──────── Input data

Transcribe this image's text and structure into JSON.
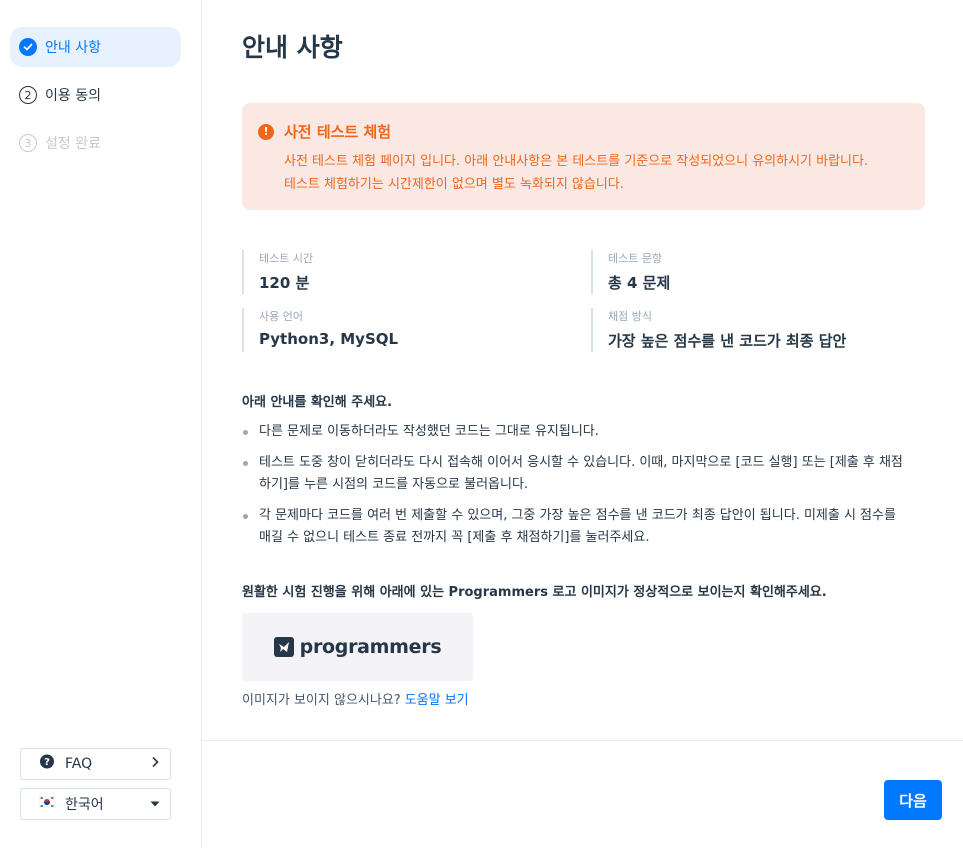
{
  "sidebar": {
    "steps": [
      {
        "num": "✓",
        "label": "안내 사항",
        "state": "active"
      },
      {
        "num": "2",
        "label": "이용 동의",
        "state": "todo"
      },
      {
        "num": "3",
        "label": "설정 완료",
        "state": "disabled"
      }
    ],
    "faq_label": "FAQ",
    "language_label": "한국어"
  },
  "main": {
    "title": "안내 사항",
    "alert": {
      "title": "사전 테스트 체험",
      "line1": "사전 테스트 체험 페이지 입니다. 아래 안내사항은 본 테스트를 기준으로 작성되었으니 유의하시기 바랍니다.",
      "line2": "테스트 체험하기는 시간제한이 없으며 별도 녹화되지 않습니다."
    },
    "info": [
      {
        "key": "테스트 시간",
        "value": "120 분"
      },
      {
        "key": "테스트 문항",
        "value": "총 4 문제"
      },
      {
        "key": "사용 언어",
        "value": "Python3, MySQL"
      },
      {
        "key": "채점 방식",
        "value": "가장 높은 점수를 낸 코드가 최종 답안"
      }
    ],
    "notice_title": "아래 안내를 확인해 주세요.",
    "notices": [
      "다른 문제로 이동하더라도 작성했던 코드는 그대로 유지됩니다.",
      "테스트 도중 창이 닫히더라도 다시 접속해 이어서 응시할 수 있습니다. 이때, 마지막으로 [코드 실행] 또는 [제출 후 채점하기]를 누른 시점의 코드를 자동으로 불러옵니다.",
      "각 문제마다 코드를 여러 번 제출할 수 있으며, 그중 가장 높은 점수를 낸 코드가 최종 답안이 됩니다. 미제출 시 점수를 매길 수 없으니 테스트 종료 전까지 꼭 [제출 후 채점하기]를 눌러주세요."
    ],
    "logo_title": "원활한 시험 진행을 위해 아래에 있는 Programmers 로고 이미지가 정상적으로 보이는지 확인해주세요.",
    "logo_word": "programmers",
    "help_text": "이미지가 보이지 않으시나요?",
    "help_link": "도움말 보기",
    "next_label": "다음"
  },
  "colors": {
    "accent": "#0078ff",
    "warning": "#f0661a",
    "warning_bg": "#fce8e3",
    "text": "#263747"
  }
}
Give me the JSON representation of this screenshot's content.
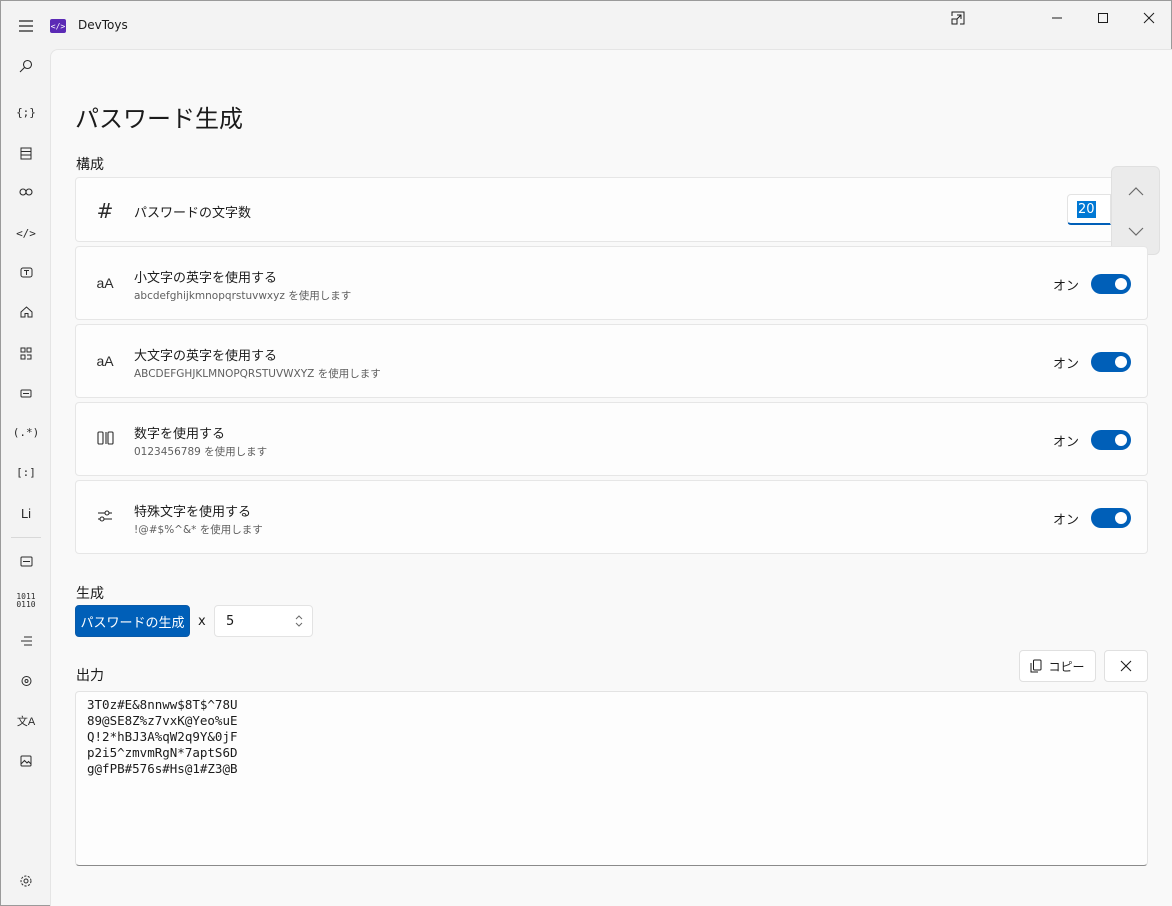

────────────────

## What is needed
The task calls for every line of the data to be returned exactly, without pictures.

## Problem solution
Transcribe this image's text and structure into JSON.
{
  "sidebar": {
    "steps": [
      {
        "num": "✓",
        "label": "안내 사항",
        "state": "active"
      },
      {
        "num": "2",
        "label": "이용 동의",
        "state": "todo"
      },
      {
        "num": "3",
        "label": "설정 완료",
        "state": "disabled"
      }
    ],
    "faq_label": "FAQ",
    "language_label": "한국어"
  },
  "main": {
    "title": "안내 사항",
    "alert": {
      "title": "사전 테스트 체험",
      "line1": "사전 테스트 체험 페이지 입니다. 아래 안내사항은 본 테스트를 기준으로 작성되었으니 유의하시기 바랍니다.",
      "line2": "테스트 체험하기는 시간제한이 없으며 별도 녹화되지 않습니다."
    },
    "info": [
      {
        "key": "테스트 시간",
        "value": "120 분"
      },
      {
        "key": "테스트 문항",
        "value": "총 4 문제"
      },
      {
        "key": "사용 언어",
        "value": "Python3, MySQL"
      },
      {
        "key": "채점 방식",
        "value": "가장 높은 점수를 낸 코드가 최종 답안"
      }
    ],
    "notice_title": "아래 안내를 확인해 주세요.",
    "notices": [
      "다른 문제로 이동하더라도 작성했던 코드는 그대로 유지됩니다.",
      "테스트 도중 창이 닫히더라도 다시 접속해 이어서 응시할 수 있습니다. 이때, 마지막으로 [코드 실행] 또는 [제출 후 채점하기]를 누른 시점의 코드를 자동으로 불러옵니다.",
      "각 문제마다 코드를 여러 번 제출할 수 있으며, 그중 가장 높은 점수를 낸 코드가 최종 답안이 됩니다. 미제출 시 점수를 매길 수 없으니 테스트 종료 전까지 꼭 [제출 후 채점하기]를 눌러주세요."
    ],
    "logo_title": "원활한 시험 진행을 위해 아래에 있는 Programmers 로고 이미지가 정상적으로 보이는지 확인해주세요.",
    "logo_word": "programmers",
    "help_text": "이미지가 보이지 않으시나요?",
    "help_link": "도움말 보기",
    "next_label": "다음"
  },
  "colors": {
    "accent": "#0078ff",
    "warning": "#f0661a",
    "warning_bg": "#fce8e3",
    "text": "#263747"
  }
}
Give me the JSON representation of this screenshot's content.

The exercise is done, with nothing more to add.